- Keep your software up to date – not only to allow programs to run faster; but also, to update security and privacy protections;
- Don’t fall prey to phone call scams. The electric company will not call you and threaten to cut off your service. The IRS does not make outbound calls and only communicates directly by mail. If you get an unusual call from a company you do business with, hang up! Call that company directly, chances are they did not initiate a call to you.;
- Set-up alerts from your bank. Online shopping often leaves your credit card information on those websites from grocery stores to other retail stores. Consider getting text message alerts from your bank. Each time you use your debit card or credit card, you will get a text message;
- Stranger danger also applies to Wi-Fi. Use a password-protected Wi-Fi like your home. This may not always be the case, but by clicking the “I consent to…” in exchange for free Wi-Fi, you may have given up your privacy.
Social media is a fraudster’s best friend. While children have grown up with this for years, their parents haven’t had this advantage. As great as it is to be able to see photos of your grandkids across the country and see what old high school friends are up to (or how much hair they have left), be choosey with what you share. Once it’s out there, it’s out there forever.
Beware of posting photos: The picture you post of your child or grandchild, who’s celebrating his fifth birthday; your pet that passed away; your alma mater high’s school recent football championship or reminiscing about where you got married how many years ago — those are all usual security questions to access your accounts or sometimes, they are your passwords.
The many Facebook surveys and quizzes to find out what “Golden Girl You are” can be fun and dangerous. It may sound harmless to pick your favorite color, where you went to college, what’s your best friend’s name, and your birthdate, but again, that information helps cybercriminals build a robust impersonation of you.
Take some time with Mom’s phone or tablet this Mother’s Day to help her stay safe and avoid identity and cyber theft. Teach her about location settings, privacy settings, apps where she might have consented to make her information accessible and make sure all her social media privacy settings are maximized. It is a great gift.

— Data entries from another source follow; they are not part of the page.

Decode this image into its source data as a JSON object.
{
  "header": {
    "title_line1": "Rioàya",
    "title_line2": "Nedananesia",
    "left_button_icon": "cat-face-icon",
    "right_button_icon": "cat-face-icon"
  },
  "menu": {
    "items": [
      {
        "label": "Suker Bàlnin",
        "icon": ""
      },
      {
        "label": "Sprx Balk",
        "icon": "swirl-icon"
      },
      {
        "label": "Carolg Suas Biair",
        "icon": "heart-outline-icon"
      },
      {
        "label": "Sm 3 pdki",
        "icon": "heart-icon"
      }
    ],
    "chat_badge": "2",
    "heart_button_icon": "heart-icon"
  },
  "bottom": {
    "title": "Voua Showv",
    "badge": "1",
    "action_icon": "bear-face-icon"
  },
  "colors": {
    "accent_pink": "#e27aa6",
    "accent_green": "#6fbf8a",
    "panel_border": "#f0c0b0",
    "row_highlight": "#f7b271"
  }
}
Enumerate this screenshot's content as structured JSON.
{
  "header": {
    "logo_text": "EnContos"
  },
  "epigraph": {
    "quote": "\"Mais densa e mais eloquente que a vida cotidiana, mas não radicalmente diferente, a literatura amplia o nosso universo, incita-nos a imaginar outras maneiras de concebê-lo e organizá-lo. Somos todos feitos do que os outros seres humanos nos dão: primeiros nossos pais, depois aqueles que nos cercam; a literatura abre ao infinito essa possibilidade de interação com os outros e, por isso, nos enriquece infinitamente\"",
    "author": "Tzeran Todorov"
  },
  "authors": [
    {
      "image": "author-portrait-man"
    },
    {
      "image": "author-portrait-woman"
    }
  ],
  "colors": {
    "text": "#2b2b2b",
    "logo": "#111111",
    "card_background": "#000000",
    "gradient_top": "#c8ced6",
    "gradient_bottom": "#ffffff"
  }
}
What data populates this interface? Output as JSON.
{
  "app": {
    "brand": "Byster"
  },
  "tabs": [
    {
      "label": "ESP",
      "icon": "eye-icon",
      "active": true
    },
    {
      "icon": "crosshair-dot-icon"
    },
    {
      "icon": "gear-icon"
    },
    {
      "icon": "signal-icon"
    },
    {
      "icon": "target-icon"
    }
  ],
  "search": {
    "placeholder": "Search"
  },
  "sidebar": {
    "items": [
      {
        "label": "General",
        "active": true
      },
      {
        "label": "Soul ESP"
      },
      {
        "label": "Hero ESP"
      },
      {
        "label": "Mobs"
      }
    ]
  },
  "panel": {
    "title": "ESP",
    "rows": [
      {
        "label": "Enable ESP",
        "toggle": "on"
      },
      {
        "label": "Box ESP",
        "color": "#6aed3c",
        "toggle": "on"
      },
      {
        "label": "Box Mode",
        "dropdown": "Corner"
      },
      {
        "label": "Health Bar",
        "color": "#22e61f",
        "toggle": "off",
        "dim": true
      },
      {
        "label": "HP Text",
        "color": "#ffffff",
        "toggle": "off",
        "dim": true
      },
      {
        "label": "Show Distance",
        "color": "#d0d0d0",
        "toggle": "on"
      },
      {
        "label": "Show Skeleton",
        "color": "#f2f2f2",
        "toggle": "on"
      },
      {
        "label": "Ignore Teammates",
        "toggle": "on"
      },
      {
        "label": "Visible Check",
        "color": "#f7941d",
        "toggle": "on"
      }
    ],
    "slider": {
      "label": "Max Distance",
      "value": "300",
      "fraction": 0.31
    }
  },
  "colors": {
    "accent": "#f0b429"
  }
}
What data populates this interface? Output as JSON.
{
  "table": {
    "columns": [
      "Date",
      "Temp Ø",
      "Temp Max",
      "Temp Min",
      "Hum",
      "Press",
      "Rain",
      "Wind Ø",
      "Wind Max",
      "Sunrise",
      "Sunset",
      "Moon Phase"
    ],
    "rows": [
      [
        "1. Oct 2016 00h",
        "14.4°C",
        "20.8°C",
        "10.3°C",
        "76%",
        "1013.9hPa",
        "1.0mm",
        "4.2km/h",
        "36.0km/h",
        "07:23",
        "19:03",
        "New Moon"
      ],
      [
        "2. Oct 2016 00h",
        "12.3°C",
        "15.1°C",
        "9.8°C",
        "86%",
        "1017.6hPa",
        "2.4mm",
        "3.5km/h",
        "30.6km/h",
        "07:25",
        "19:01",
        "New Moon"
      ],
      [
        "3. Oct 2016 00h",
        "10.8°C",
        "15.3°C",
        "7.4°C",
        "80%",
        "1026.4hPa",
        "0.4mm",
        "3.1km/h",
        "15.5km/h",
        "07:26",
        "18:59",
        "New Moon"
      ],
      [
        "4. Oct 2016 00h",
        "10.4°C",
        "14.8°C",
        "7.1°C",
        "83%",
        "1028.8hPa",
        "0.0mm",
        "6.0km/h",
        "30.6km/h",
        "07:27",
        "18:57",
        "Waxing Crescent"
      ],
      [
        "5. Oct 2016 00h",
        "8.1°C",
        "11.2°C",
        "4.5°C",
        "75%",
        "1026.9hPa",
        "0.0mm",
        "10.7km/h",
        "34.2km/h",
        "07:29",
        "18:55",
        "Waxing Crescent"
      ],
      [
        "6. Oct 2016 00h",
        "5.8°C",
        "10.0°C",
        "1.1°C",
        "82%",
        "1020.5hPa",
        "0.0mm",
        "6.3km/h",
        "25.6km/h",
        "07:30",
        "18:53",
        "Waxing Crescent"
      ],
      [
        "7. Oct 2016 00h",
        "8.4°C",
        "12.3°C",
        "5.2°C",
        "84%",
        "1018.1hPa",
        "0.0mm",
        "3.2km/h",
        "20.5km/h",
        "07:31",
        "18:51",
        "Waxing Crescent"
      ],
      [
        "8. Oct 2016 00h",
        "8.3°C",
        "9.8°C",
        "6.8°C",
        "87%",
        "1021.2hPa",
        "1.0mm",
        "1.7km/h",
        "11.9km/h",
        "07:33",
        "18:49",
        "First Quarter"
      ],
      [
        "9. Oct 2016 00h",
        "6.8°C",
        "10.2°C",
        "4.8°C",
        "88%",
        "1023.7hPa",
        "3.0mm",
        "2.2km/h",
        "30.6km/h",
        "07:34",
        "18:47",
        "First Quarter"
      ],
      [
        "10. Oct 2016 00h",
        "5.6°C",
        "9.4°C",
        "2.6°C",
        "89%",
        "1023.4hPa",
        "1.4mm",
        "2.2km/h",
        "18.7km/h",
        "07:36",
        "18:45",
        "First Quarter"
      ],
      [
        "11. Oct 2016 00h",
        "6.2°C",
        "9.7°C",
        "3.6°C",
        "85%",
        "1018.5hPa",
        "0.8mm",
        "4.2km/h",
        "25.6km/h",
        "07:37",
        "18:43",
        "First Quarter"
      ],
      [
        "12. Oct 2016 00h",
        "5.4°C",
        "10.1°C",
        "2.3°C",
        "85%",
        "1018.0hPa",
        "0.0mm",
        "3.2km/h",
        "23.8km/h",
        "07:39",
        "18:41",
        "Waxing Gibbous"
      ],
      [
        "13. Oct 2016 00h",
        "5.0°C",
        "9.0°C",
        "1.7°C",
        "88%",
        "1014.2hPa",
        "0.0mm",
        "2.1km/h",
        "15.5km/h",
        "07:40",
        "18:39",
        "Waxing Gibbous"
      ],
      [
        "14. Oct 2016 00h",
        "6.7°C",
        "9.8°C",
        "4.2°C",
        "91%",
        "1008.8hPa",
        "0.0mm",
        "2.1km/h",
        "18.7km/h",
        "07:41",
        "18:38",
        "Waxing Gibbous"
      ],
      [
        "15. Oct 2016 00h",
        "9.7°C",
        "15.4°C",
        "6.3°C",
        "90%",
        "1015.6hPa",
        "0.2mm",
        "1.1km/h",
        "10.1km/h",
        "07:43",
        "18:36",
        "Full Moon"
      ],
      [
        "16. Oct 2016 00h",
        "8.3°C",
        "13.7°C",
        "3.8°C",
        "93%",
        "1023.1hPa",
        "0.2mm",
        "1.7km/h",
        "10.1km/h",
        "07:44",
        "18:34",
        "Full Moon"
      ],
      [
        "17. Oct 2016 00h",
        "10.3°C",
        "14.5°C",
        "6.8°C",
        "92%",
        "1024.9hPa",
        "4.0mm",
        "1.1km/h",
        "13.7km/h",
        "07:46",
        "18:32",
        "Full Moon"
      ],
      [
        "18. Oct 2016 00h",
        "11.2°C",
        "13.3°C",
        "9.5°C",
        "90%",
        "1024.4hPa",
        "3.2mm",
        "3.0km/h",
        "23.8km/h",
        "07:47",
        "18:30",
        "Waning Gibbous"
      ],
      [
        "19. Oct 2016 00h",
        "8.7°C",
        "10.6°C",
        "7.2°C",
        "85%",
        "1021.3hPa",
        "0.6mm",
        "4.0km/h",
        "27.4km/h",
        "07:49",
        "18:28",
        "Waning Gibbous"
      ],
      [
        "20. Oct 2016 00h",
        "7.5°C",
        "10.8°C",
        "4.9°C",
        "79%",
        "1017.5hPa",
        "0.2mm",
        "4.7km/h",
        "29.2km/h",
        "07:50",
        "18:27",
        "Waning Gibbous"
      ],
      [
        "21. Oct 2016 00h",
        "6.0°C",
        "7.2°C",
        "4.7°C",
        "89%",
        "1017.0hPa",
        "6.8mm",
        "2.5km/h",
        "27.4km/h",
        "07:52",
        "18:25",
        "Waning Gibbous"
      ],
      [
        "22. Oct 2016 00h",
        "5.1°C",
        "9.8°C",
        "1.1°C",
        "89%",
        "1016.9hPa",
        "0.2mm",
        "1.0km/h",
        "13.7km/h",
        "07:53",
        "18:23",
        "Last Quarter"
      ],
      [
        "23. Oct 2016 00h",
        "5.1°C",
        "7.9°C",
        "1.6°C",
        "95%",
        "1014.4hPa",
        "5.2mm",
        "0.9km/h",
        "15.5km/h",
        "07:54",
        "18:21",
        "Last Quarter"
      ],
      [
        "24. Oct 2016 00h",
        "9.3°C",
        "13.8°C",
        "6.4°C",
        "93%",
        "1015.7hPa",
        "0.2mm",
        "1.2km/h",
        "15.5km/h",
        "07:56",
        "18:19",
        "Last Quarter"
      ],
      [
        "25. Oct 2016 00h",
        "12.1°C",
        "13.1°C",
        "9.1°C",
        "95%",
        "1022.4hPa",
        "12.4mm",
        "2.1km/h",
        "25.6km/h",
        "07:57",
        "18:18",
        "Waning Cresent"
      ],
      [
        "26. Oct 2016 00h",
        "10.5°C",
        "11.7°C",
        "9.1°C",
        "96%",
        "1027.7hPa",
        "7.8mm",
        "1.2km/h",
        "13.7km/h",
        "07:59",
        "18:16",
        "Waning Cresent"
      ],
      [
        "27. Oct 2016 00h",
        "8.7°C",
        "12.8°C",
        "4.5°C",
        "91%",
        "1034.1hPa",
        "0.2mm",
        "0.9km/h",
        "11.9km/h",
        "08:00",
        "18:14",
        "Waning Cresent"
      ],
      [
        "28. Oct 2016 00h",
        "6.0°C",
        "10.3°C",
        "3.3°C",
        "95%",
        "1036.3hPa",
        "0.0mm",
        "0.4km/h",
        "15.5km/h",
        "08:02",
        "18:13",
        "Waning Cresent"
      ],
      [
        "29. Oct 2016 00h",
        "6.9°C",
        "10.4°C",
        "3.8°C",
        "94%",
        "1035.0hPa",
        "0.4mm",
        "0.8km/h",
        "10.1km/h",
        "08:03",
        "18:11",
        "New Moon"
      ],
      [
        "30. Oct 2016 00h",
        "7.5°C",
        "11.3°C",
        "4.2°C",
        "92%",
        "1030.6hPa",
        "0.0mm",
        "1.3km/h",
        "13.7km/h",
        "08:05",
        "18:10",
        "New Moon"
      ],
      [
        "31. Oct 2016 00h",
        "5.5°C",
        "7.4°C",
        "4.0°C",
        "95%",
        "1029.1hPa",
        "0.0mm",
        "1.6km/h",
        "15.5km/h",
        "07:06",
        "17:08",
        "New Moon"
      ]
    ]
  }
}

Roberta L. Nestor is a financial advisor practicing at 759 Boston Post Road in Milford, CT offering retirement, long term care, investment, and tax planning services. She offers securities and advisory services as a Registered Representative and Investment Adviser Representative of Commonwealth Financial Network – a member FINRA/SIPC and a Registered Investment Adviser. Fixed insurance products offered through Nestor Financial Network are separate and unrelated to Commonwealth. Commonwealth Financial Network or Nestor Financial Network does not provide legal or tax advice. You should consult a legal or tax professional regarding your individual situation. Roberta can be reached at Nestor Financial Network, 203-876-8066 or email@example.com.